• Available data:
-- -- --
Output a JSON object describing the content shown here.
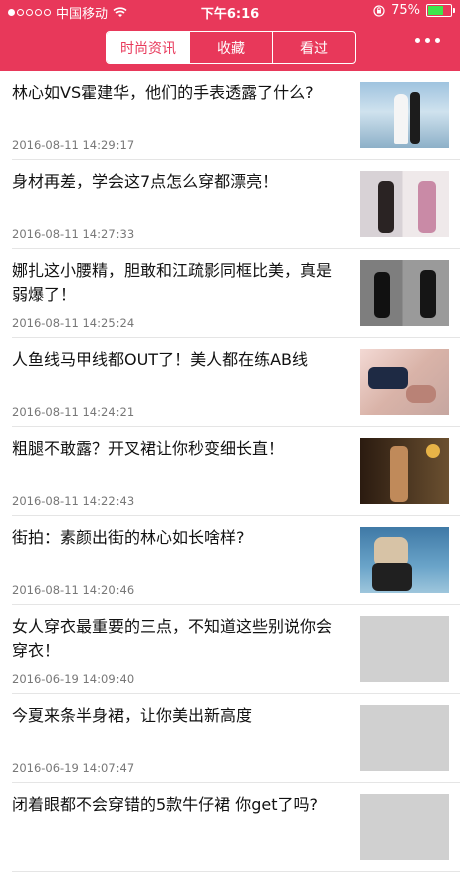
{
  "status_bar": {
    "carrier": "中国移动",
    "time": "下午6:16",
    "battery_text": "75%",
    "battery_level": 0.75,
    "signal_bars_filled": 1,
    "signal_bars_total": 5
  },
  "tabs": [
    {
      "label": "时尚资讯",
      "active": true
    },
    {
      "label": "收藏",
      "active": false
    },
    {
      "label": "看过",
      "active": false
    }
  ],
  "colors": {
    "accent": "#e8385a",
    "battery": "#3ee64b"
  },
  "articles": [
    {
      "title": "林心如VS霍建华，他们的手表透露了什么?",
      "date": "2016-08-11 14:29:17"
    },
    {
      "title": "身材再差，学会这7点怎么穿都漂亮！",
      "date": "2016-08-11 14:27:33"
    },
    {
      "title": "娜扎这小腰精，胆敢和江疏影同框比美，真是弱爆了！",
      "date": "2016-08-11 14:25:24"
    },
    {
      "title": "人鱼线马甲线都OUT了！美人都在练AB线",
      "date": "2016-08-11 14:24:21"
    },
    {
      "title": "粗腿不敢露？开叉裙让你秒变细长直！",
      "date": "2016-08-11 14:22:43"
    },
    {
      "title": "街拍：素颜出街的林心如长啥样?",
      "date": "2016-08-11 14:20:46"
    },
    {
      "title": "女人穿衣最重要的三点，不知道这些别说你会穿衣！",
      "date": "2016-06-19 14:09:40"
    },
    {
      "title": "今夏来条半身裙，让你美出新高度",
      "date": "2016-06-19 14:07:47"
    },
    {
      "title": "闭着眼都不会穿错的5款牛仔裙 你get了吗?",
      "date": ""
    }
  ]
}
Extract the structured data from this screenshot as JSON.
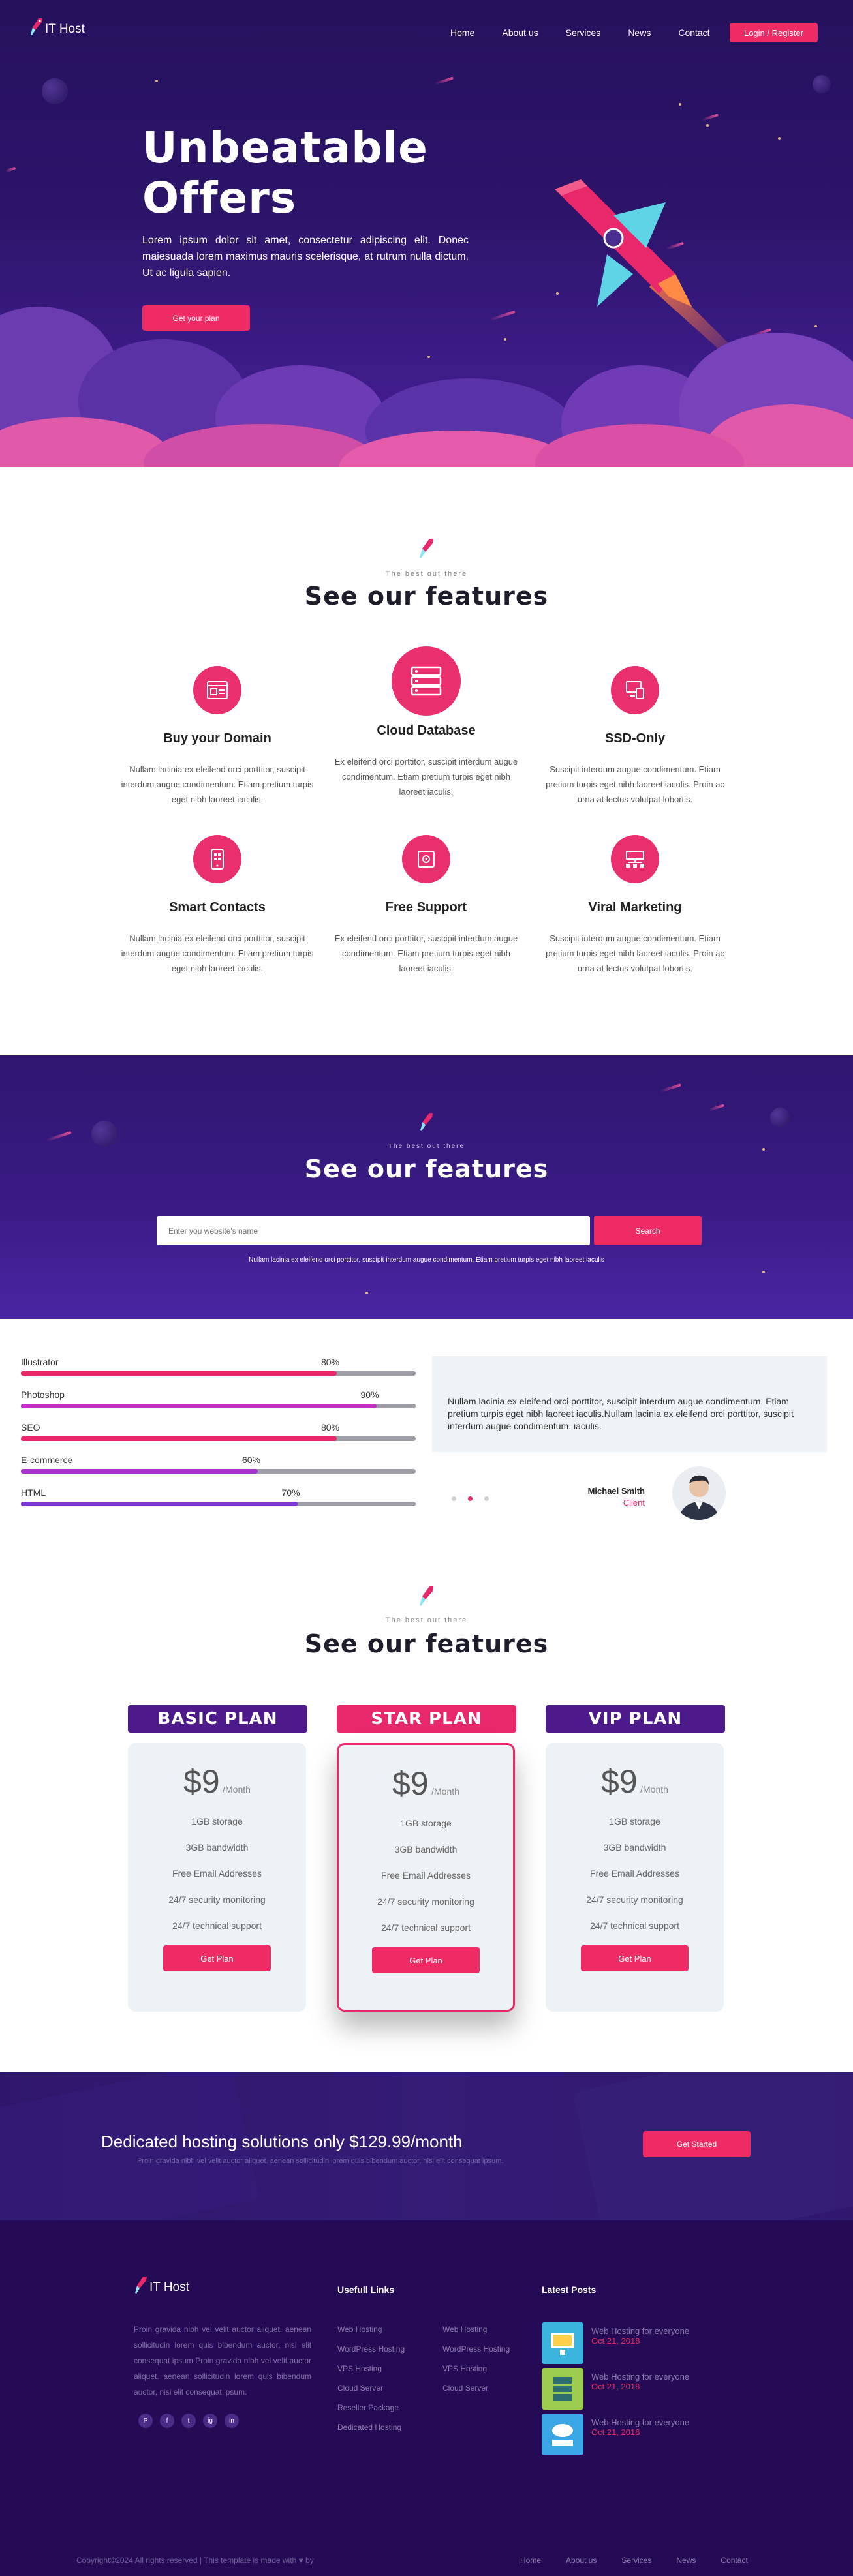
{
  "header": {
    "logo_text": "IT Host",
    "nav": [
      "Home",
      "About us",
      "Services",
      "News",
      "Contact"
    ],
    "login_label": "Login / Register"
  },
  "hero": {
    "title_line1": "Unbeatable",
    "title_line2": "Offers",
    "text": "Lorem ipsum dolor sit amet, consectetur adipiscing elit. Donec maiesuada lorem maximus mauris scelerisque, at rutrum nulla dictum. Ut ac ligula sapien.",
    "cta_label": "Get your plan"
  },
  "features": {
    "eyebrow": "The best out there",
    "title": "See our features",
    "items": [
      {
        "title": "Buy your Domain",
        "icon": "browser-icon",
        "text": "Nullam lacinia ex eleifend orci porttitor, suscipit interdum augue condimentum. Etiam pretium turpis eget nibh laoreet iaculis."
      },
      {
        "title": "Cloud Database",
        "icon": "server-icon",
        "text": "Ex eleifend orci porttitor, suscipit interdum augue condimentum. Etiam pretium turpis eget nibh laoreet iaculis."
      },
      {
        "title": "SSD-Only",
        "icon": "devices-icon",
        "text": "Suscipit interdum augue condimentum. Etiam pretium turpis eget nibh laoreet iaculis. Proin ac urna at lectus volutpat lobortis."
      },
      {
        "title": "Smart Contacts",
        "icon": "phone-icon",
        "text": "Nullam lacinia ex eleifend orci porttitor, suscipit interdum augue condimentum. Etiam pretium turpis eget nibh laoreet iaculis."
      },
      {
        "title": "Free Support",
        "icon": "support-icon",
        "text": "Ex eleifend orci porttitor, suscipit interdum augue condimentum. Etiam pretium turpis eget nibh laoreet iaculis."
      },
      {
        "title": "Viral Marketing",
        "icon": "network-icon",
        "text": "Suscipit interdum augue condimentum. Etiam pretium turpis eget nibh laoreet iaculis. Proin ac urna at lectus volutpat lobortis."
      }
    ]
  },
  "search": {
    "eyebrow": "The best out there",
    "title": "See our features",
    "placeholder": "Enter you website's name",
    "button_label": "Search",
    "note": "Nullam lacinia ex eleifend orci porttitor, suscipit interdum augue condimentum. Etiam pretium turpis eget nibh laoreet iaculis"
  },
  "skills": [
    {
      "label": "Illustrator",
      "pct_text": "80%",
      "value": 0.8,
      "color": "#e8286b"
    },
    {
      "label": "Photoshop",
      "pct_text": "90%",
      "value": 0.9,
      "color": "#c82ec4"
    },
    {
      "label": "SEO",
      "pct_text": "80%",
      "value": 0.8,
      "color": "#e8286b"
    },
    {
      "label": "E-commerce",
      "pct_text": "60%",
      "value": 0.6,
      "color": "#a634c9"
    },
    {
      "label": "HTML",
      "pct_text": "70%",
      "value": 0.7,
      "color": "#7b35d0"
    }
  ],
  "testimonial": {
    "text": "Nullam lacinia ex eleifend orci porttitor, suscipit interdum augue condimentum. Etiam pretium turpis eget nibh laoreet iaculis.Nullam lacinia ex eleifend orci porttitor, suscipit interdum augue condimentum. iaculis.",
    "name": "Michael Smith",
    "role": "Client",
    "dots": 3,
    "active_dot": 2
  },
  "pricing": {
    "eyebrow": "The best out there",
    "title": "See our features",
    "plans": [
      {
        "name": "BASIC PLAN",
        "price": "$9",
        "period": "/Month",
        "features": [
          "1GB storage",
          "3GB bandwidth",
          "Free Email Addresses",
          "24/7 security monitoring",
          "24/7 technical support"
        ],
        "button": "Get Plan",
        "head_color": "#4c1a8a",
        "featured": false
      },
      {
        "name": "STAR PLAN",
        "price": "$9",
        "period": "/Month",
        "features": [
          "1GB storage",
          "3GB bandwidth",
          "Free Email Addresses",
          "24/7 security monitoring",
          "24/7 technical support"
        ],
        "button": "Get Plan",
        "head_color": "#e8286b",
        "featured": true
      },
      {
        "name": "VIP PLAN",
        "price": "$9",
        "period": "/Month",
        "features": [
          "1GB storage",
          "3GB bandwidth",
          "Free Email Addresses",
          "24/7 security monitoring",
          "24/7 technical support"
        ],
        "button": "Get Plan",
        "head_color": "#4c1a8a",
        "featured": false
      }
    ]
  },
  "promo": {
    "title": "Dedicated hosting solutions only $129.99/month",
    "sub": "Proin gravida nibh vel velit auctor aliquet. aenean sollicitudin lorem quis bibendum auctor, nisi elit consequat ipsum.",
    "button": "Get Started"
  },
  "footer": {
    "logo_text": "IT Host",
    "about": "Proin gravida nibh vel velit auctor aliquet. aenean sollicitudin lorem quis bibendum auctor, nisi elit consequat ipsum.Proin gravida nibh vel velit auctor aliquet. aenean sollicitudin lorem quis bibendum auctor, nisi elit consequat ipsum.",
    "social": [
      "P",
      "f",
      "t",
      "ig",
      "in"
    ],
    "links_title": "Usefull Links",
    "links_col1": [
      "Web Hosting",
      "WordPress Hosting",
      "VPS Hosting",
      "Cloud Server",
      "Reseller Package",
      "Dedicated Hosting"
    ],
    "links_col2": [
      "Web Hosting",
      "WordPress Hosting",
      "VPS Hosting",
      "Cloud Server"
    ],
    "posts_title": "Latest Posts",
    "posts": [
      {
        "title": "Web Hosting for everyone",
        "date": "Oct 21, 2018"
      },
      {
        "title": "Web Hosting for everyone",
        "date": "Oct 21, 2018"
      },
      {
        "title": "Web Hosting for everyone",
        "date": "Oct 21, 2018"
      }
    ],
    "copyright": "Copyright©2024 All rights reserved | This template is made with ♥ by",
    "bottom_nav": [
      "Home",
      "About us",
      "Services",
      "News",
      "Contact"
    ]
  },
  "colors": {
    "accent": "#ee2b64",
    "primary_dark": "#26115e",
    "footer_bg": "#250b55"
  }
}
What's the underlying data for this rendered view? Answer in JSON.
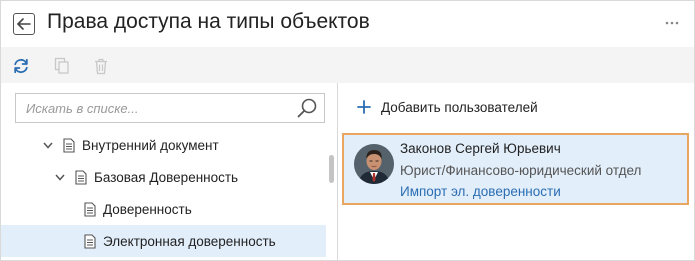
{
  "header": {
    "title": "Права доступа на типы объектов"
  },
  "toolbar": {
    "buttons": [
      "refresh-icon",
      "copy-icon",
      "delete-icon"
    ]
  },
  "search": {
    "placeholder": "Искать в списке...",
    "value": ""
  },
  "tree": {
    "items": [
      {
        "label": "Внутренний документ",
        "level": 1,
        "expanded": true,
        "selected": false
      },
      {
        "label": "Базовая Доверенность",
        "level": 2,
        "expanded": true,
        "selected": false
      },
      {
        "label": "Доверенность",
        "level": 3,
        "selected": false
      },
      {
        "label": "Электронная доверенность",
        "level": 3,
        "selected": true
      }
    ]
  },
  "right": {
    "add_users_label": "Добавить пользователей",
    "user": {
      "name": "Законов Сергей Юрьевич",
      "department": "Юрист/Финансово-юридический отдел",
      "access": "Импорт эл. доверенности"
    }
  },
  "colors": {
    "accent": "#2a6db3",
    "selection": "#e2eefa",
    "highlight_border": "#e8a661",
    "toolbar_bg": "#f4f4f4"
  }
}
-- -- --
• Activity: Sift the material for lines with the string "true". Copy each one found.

• Solution to this task:
      "active": true
        "featured": true
        "expanded": true,
        "expanded": true,
        "selected": true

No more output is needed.